> _TASK PROMPT_: Examine the records and identify each line that includes the string "time". Copy those lines.

> _THE RECORDS_:

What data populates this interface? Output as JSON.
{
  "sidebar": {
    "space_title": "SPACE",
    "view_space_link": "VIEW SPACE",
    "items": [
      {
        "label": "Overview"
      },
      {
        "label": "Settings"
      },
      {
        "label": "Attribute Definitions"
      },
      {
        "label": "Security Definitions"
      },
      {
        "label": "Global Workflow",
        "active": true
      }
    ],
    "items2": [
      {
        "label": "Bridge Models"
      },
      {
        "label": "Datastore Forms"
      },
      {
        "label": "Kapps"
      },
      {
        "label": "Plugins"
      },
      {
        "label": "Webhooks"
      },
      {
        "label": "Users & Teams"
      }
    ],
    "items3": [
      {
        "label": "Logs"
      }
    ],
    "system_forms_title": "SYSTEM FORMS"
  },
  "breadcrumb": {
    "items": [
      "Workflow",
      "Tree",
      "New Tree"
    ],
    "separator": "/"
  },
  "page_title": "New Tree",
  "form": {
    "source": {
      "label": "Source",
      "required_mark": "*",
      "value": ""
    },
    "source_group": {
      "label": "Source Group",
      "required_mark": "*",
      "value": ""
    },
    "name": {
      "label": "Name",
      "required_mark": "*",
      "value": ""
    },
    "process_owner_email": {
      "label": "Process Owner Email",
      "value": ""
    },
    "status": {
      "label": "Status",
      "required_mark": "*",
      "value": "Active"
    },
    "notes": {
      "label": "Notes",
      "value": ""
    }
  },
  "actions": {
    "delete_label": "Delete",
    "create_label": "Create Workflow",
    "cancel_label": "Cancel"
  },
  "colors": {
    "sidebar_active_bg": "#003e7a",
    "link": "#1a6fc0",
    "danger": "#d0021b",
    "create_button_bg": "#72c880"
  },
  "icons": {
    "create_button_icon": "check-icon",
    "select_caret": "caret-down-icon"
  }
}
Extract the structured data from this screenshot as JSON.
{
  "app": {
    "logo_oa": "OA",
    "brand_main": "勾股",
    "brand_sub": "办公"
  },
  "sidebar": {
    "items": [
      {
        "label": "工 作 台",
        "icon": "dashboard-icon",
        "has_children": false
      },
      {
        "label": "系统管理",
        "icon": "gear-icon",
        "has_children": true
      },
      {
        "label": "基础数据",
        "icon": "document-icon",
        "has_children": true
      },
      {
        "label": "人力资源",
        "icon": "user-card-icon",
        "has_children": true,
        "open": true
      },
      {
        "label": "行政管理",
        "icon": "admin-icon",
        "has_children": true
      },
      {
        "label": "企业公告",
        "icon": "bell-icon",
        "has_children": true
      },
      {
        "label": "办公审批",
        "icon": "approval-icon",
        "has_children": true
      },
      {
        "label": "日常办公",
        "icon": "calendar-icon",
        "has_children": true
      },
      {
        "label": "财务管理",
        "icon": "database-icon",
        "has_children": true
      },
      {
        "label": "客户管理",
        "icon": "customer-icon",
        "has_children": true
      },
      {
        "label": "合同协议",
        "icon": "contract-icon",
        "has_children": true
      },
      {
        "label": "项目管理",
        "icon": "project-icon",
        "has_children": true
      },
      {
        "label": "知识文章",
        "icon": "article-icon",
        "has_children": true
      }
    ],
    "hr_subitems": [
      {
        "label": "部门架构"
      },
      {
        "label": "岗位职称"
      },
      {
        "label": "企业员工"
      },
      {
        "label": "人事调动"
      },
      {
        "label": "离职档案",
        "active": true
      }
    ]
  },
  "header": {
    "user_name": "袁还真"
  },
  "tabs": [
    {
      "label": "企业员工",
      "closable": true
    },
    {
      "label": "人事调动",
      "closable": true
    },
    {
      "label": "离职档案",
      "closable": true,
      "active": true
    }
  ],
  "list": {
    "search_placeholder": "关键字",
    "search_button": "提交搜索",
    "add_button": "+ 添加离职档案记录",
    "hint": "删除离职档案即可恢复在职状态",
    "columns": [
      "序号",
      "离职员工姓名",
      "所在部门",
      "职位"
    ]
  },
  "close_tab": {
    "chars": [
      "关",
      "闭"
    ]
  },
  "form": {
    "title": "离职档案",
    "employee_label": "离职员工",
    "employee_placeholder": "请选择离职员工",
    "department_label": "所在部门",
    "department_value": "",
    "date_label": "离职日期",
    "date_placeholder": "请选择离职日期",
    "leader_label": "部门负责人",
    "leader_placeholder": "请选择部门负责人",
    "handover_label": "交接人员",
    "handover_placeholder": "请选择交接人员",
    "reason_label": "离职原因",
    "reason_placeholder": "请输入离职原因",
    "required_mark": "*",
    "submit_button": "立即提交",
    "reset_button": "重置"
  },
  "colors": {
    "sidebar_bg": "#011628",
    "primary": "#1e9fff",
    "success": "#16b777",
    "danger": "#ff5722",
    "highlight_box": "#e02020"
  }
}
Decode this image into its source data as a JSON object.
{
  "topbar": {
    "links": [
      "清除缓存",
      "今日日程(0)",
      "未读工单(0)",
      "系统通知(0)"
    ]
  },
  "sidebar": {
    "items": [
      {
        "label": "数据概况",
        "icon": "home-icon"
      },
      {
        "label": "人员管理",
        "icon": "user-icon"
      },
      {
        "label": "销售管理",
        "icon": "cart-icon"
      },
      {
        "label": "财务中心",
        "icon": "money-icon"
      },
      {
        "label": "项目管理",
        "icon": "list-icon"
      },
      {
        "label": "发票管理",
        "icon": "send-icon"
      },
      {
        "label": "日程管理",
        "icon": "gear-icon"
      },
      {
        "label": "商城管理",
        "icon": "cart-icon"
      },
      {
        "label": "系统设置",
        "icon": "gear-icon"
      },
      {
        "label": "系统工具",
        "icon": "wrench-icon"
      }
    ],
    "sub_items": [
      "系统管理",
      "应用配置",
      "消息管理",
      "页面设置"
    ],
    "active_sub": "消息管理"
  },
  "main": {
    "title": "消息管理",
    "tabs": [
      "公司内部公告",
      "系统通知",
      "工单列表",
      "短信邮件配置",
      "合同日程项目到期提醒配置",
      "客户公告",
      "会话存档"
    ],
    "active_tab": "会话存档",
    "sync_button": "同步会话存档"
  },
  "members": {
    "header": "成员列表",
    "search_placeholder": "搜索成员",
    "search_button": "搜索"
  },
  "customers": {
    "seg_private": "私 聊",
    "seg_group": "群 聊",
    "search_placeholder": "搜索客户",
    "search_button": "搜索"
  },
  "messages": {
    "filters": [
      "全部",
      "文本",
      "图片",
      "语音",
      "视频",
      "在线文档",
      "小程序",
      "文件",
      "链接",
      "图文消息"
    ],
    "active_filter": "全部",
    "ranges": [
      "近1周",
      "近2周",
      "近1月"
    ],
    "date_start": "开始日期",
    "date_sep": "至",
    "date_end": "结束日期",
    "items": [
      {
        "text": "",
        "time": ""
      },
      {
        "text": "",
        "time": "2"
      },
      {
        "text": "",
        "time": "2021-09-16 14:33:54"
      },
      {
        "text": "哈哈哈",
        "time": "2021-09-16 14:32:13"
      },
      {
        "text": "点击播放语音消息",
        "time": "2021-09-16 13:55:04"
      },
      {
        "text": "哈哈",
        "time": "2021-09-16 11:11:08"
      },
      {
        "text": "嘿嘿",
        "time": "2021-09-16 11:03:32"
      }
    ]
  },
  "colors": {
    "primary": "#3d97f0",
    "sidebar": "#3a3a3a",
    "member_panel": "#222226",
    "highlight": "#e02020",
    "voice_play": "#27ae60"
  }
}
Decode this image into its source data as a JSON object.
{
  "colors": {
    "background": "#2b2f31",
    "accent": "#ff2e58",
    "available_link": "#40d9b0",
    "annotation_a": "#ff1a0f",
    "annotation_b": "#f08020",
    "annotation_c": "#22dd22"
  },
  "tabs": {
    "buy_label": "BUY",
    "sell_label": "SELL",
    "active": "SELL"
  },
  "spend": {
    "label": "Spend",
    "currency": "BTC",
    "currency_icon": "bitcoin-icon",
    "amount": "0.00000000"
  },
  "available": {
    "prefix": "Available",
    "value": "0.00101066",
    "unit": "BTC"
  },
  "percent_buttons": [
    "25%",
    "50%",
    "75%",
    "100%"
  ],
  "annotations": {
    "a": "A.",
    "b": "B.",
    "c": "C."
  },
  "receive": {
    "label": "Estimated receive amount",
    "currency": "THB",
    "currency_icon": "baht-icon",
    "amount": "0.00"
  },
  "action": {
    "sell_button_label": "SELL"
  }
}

> _EXERCISE RESULT_:
        "time": ""
        "time": "2"
        "time": "2021-09-16 14:33:54"
        "time": "2021-09-16 14:32:13"
        "time": "2021-09-16 13:55:04"
        "time": "2021-09-16 11:11:08"
        "time": "2021-09-16 11:03:32"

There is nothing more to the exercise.